What influence does the institutional, social or political landscape have on the way in which we test a person’s ability to handle academic language? And how should one go about it? What impact should the tests have on language planning, instruction, and development?
These and other challenges will be thoroughly discussed by a team of experts on July 4, at the 40th Language Testing Research Colloquium (LTRC 2018).
The evaluation of language programme and instruction quality is highly relevant, everywhere. To test the effectiveness of a language intervention programme, one needs to take a holistic approach. For a language intervention to be effective, the designer has to bring into harmony five components: policy prescription, curriculum, instruction, learning and assessment When these are aligned, we have the golden pentagon of language intervention design. Where to begin? Continue reading →
The Code of Ethics of the International Language Testing Association (ILTA) is a guide to language testers of how they should conduct their business in ways that are caring and compassionate, and at the same time deliberate and professional. It is complemented by locally formulated Codes of Practice. The Code of Ethics is already available in eleven languages.
A team of South African translators, Sanet Steyn and Gini Keyser, tasked by the Network of Expertise in Language Assessment (NExLA), did the initial translation of the Code of Ethics into Afrikaans. Then Colleen du Plessis, Albert Weideman, and language policy specialist Theo du Plessis produced a further two drafts. The fourth draft of the Code is now being presented to the language testing community at large, and has been placed on the NExLA website for comment. Continue reading →
Returning to the still unresolved issue of how best to conceptualize test validation and validity, I attempt to answer this question in a special issue of Language & Communication that commemorates the work of the late Alan Davies. In particular, I argue that responsible test design encompasses ethicality and accountability, and is a conceptually clearer way of thinking about the quality of a language test.
Elsevier, the publisher of the journal, has generously, though for a limited period, provided unlimited access to the article that I contributed to this commemorative issue. The final published version of the article, “Does responsibility encompass ethicality and accountability in language test design?” is available until 17 December to anyone who clicks on the following link: https://authors.elsevier.com/a/1Vy-wzlItpy~5. No sign up, registration or fees are required – you can simply click and read.
First, that it’s time for language test developers in South Africa to begin to evaluate the ethicality of their assessment practices with reference to international codes, and second, to consider what local and contextual conditions might further shape our design work.
Does the South African language testing community need a Code of Ethics? That need has just been brought into focus again by an invitation from Tineke Brunfaut, coordinator of a project of the International Language Testing Association (ILTA; http://www.iltaonline.com/) aiming to have the ILTA Code of ethics translated into more languages, to translate it into Afrikaans. Continue reading →
Part of the annual winter conference round of language associations (CLASA 2017) will be our two-day symposium (26 & 27 June) at the upcoming SAALT conference in Grahamstown.
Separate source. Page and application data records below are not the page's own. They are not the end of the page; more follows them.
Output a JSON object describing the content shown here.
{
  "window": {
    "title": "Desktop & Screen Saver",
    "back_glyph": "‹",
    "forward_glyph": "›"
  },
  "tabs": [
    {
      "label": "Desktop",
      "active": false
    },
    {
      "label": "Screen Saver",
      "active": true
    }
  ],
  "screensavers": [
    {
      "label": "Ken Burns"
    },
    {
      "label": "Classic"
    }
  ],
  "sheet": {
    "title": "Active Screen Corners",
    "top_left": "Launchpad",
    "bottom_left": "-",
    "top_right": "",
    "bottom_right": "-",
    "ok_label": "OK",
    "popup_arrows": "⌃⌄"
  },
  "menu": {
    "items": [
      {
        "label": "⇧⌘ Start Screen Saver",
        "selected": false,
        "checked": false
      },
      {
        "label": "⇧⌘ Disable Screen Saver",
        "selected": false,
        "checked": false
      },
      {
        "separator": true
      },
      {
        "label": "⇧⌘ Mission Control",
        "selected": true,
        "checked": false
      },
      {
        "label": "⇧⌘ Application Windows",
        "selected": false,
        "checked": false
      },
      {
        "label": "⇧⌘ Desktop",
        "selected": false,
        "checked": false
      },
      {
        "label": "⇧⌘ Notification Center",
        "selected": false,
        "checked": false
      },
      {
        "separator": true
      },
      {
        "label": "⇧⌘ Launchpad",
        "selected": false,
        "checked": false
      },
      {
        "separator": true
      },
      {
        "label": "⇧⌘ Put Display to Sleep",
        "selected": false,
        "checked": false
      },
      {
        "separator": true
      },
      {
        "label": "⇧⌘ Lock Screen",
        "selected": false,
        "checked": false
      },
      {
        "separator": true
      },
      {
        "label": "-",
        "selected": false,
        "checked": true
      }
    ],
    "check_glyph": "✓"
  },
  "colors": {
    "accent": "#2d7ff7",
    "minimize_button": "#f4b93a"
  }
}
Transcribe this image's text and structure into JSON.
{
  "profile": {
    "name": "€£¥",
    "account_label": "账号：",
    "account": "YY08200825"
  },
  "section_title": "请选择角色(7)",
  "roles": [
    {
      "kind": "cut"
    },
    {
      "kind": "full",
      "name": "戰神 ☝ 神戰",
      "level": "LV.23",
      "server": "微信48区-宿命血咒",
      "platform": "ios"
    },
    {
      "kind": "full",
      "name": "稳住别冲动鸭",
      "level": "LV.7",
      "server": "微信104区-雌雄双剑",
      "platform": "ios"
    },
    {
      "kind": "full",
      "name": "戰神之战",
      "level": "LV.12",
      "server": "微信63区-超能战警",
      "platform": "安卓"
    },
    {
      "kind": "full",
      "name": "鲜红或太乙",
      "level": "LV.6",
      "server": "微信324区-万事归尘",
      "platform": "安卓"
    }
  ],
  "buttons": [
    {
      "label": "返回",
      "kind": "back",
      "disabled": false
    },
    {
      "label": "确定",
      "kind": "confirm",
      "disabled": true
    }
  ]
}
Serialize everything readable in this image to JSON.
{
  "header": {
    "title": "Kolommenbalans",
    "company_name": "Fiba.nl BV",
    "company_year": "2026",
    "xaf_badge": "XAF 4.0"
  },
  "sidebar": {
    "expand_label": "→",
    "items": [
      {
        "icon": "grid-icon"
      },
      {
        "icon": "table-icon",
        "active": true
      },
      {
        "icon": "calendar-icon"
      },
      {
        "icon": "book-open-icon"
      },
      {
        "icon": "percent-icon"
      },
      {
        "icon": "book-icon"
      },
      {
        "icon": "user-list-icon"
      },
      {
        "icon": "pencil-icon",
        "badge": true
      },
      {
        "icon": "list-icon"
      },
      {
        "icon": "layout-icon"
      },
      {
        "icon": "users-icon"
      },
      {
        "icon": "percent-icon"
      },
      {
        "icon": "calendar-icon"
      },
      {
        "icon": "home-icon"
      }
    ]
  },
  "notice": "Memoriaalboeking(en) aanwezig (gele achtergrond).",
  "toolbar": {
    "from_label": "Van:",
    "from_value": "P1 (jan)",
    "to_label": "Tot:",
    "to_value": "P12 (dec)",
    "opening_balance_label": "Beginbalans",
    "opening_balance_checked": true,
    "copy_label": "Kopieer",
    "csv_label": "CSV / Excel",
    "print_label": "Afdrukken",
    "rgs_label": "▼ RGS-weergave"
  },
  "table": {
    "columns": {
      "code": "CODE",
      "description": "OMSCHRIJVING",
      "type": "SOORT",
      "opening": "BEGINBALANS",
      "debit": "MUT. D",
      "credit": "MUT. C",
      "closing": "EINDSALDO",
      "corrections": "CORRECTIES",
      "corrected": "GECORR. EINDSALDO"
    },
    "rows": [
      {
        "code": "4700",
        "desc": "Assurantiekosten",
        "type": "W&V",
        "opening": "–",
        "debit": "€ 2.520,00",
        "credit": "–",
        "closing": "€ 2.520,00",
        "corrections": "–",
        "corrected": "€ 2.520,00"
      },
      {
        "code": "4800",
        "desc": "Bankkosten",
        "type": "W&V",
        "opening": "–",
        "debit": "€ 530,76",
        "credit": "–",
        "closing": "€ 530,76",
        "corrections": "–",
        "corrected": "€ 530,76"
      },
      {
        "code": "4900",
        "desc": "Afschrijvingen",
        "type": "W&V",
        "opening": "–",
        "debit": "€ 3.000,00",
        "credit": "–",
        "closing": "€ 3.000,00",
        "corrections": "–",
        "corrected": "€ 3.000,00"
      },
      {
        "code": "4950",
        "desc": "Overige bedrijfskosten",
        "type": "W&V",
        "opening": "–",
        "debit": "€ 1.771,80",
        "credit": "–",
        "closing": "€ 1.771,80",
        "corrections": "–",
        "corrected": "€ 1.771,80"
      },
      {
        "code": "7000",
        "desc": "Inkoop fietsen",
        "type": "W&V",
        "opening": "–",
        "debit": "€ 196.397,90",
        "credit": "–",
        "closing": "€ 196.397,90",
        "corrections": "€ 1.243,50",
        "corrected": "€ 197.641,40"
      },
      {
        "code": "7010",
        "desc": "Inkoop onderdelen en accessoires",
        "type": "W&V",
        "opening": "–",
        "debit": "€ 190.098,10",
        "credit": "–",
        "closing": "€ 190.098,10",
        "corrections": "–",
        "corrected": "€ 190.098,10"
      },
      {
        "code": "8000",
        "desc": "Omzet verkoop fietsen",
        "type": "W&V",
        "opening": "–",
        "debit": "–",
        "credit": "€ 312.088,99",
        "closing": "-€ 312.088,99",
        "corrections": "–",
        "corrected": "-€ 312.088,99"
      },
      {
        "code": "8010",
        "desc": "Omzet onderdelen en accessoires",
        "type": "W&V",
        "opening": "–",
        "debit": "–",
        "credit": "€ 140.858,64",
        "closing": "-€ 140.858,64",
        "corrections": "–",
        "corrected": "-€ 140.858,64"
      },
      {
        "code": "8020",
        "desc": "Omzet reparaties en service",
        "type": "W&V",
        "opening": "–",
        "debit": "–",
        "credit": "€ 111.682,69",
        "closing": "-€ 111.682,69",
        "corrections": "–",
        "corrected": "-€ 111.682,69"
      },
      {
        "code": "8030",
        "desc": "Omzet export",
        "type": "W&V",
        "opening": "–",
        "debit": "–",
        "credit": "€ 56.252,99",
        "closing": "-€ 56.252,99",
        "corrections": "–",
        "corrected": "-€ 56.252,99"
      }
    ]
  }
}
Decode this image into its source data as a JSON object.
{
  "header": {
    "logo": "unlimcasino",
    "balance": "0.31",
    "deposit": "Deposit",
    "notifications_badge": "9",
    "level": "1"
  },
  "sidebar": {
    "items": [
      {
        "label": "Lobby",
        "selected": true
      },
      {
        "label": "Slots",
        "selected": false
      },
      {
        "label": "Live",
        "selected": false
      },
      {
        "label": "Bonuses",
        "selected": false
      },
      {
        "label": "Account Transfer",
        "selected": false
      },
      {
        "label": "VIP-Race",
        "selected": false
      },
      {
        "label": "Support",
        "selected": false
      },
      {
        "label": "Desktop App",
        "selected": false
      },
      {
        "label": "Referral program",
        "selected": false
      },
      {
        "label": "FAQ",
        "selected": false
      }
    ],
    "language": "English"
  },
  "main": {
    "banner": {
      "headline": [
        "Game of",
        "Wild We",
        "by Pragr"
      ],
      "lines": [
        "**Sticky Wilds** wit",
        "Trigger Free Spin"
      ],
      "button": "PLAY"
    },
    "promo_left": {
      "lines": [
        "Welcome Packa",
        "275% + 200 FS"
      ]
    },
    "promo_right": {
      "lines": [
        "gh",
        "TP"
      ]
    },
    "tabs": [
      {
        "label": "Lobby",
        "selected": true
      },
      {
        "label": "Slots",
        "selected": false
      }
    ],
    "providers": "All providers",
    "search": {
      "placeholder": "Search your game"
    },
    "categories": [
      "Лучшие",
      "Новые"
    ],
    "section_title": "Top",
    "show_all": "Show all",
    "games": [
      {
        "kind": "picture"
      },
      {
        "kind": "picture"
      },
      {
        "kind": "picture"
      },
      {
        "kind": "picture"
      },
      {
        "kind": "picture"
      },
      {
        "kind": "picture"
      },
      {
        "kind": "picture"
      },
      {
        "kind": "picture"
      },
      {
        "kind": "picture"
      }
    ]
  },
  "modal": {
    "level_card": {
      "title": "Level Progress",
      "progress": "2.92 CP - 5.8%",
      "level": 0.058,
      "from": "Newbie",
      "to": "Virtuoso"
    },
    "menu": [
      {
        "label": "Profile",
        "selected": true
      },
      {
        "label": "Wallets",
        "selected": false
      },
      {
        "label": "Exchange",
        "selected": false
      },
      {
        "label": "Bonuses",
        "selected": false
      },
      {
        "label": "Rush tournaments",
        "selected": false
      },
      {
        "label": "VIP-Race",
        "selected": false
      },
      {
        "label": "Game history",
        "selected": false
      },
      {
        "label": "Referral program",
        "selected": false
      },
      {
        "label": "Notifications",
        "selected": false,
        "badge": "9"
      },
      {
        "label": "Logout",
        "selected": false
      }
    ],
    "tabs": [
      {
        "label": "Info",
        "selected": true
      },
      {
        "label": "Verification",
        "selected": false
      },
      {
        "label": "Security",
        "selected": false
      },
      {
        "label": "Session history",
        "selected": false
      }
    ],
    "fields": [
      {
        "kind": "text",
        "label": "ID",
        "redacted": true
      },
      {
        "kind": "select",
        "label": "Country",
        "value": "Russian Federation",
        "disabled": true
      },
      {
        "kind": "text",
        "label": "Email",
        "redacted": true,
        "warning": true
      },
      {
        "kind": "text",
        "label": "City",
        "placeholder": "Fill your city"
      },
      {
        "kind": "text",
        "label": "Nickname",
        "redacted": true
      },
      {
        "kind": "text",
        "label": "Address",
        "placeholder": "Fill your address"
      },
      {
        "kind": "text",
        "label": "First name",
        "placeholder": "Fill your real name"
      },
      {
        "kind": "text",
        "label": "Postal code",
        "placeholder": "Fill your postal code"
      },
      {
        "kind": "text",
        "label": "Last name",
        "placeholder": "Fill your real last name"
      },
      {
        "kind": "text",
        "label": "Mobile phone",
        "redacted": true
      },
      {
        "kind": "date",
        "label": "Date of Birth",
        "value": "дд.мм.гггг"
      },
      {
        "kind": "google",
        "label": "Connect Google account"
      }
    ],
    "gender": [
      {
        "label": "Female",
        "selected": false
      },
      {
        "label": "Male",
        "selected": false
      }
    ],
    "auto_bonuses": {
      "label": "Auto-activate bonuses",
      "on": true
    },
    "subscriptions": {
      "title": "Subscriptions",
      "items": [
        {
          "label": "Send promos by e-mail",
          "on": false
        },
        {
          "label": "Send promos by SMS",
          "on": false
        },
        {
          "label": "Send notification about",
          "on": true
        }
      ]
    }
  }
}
It’s theme? Pre- and post-admission language assessment in South African universities. Featuring a number of prominent South African scholars, the symposium will be enriched by having John Read (University of Auckland) as lead scene-setter. Continue reading →